Your assignment ->
Copy whichever lines of the data hold the word "name".

[Records from a collection]
++++

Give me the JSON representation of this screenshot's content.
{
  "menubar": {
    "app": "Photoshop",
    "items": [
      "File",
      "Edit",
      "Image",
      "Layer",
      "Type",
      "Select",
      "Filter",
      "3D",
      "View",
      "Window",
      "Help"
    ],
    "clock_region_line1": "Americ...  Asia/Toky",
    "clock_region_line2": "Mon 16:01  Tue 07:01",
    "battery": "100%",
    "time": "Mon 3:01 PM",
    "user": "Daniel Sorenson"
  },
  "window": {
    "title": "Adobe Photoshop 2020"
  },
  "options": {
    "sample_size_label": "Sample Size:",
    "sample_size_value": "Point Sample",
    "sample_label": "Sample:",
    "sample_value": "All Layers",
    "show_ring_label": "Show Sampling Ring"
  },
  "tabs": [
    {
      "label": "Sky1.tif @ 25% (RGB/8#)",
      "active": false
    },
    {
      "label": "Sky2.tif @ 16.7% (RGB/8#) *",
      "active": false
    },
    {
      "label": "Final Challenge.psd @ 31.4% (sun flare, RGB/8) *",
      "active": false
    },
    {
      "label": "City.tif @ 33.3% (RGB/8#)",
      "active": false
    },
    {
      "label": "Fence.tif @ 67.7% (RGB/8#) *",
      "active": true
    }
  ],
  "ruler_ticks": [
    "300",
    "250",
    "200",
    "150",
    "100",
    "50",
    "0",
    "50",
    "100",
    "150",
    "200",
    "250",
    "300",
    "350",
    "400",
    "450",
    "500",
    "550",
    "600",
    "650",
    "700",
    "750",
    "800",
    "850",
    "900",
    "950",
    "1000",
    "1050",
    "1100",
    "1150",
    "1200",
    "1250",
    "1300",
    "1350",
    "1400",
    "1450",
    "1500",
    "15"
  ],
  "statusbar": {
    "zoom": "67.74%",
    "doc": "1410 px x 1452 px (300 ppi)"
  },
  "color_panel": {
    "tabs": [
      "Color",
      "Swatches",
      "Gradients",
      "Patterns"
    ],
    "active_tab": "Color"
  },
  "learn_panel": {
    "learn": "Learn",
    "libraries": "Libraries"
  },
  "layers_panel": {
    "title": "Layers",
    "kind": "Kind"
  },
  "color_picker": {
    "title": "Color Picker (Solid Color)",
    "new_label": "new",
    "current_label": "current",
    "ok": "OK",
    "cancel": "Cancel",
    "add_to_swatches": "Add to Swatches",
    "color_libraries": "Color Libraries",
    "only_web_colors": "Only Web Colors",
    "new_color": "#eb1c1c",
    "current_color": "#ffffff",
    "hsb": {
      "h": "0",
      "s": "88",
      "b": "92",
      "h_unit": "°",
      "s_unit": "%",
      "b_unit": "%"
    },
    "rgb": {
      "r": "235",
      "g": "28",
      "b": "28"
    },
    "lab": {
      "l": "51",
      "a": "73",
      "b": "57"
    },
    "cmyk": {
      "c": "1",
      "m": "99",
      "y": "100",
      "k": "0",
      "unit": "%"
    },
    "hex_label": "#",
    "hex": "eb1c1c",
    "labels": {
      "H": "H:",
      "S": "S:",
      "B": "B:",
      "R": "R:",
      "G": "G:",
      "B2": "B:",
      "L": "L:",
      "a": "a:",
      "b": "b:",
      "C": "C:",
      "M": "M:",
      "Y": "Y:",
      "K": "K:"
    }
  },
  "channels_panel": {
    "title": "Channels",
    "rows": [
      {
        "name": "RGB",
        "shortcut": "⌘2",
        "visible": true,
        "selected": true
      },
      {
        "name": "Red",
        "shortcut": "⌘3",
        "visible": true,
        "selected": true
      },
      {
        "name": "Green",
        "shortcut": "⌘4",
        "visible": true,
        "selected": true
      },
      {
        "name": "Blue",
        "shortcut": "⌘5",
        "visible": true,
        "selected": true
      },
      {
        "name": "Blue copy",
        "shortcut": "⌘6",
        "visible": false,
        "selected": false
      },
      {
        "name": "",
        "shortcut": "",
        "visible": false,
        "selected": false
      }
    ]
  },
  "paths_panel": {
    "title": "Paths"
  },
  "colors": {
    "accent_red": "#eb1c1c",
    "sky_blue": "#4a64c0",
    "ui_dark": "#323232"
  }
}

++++

Your solution ->
        "name": "RGB",
        "name": "Red",
        "name": "Green",
        "name": "Blue",
        "name": "Blue copy",
        "name": "",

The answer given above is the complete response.